    This is never going to be a CPU replacement, just like the xeon phi that is mentioned in the article, it will only be good for very specific things.
    Reply
  • jkflipflop98
    CyrixInstead
    Reply
  • NightHawkRMX
    Good luck with that.
    Reply
  • kaalus
    Current state:
    5 incompatible competing CPU architectures

    Let's fix this!

    New state:
    6 incompatible competing CPU architectures.
    Reply
  • Mandark
    What is really amusing is that they have the audacity to believe they could displace the other CPUs
    Reply
  • TJ Hooker
    TerryLaze said:
    100% misleading title.
    This is never going to be a CPU replacement, just like the xeon phi that is mentioned in the article, it will only be good for very specific things.
    No, the title is accurate, Ascenium plans for their chip to be a CPU replacement, not a co-processor. Whether they'll actually succeed in doing that is of course a very different question.

    Reading the interview that was linked in this article, it appears they're using an EPIC approach, where they're basically relying on the compiler to do all the heavy lifting. This is not unlike Intel's Itanium, which didn't really work out, in part because the magical compilers that would perfectly parallelize and optimize the code apparently never appeared (or at least weren't available when it was released). Ascenium claims to already have a working compiler prototype that can successfully optimize programs on the order of 100K lines of code for their Aptos architecture, but we'll see if they'll be able to get it working well for real world programs.
    Reply
  • TerryLaze
    TJ Hooker said:
    No, the title is accurate, Ascenium plans for their chip to be a CPU replacement, not a co-processor. Whether they'll actually succeed in doing that is of course a very different question.
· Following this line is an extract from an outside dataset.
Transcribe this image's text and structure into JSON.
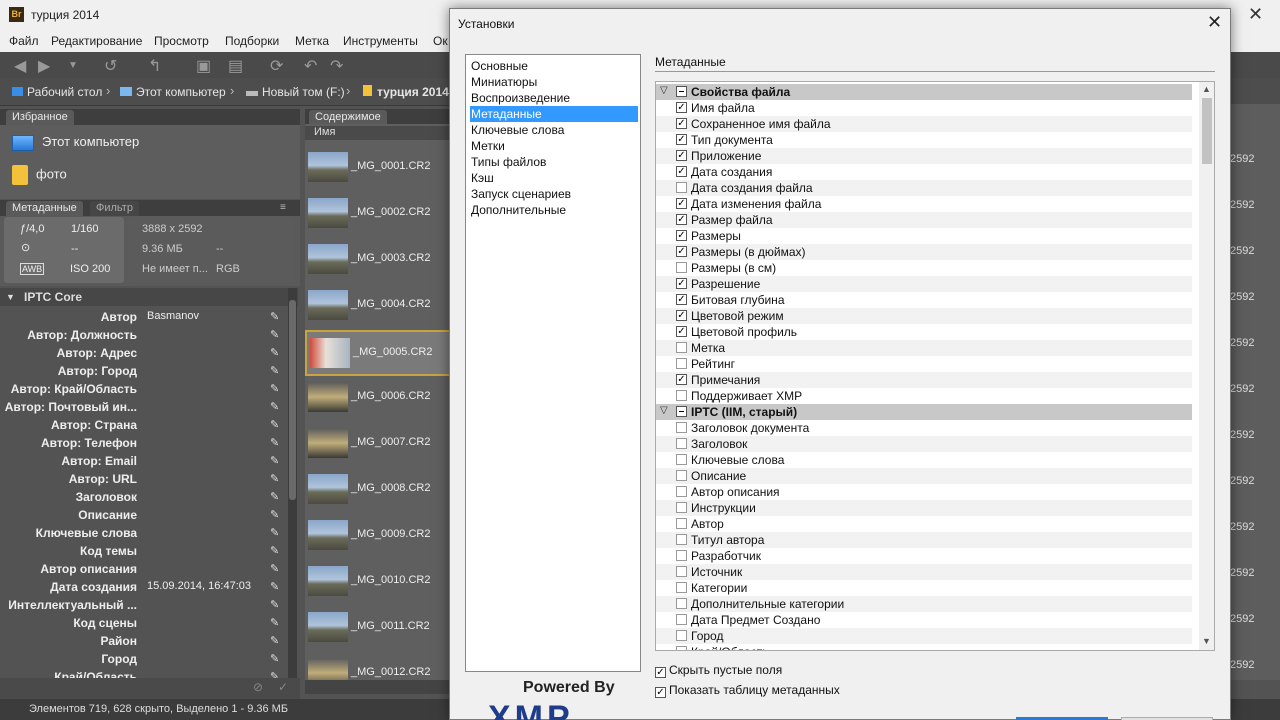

    Reading the interview that was linked in this article, it appears they're using an EPIC approach, where they're basically relying on the compiler to do all the heavy lifting. This is not unlike Intel's Itanium, which didn't really work out, in part because the magical compilers that would perfectly parallelize and optimize the code apparently never appeared (or at least weren't available when it was released). Ascenium claims to already have a working compiler prototype that can successfully optimize programs on the order of 100K lines of code for their Aptos architecture, but we'll see if they'll be able to get it working well for real world programs.
    A CPU replacement maybe, just like xeon-phi was made to boot up on its own,
    but not a CPU replacement for many people.

    This is just an FPGA in principle, one that is made up of lots and lots of individual "cores" it's going to be great at parallelism but it's going to suck really hard at running anything and everything that almost all PC users know.

    People will have to reinvent anything they want this thing to run efficiently.
    Reply
  • husker
    I think I remember something about a company called Transmeta that wanted to do the same thing. Linus Torvalds was involved. Ended up just selling it's technology to other companies.
    Reply
  • Pytheus
    Correct me if I'm wrong, but isn't this is just a hybrid FPGA? Instead of instruction sets they're attempting to reconfigure the chip for every task they're running? I've thought of something like this but that sounds tedious for software engineers.
    Reply
  • Chung Leong
    TJ Hooker said:
    Reading the interview that was linked in this article, it appears they're using an EPIC approach, where they're basically relying on the compiler to do all the heavy lifting. This is not unlike Intel's Itanium, which didn't really work out, in part because the magical compilers that would perfectly parallelize and optimize the code apparently never appeared (or at least weren't available when it was released).

    No compiler can infer what hasn't been expressed by the programmer, implicitly or explicitly. The EPIC approach really had no chance when most programs were written in bare-metal languages like C and C++. Availability of pointers messed everything up. The programming landscape has changed quite a bit in the last 20 years, so the same approach could succeed this time around.
    Reply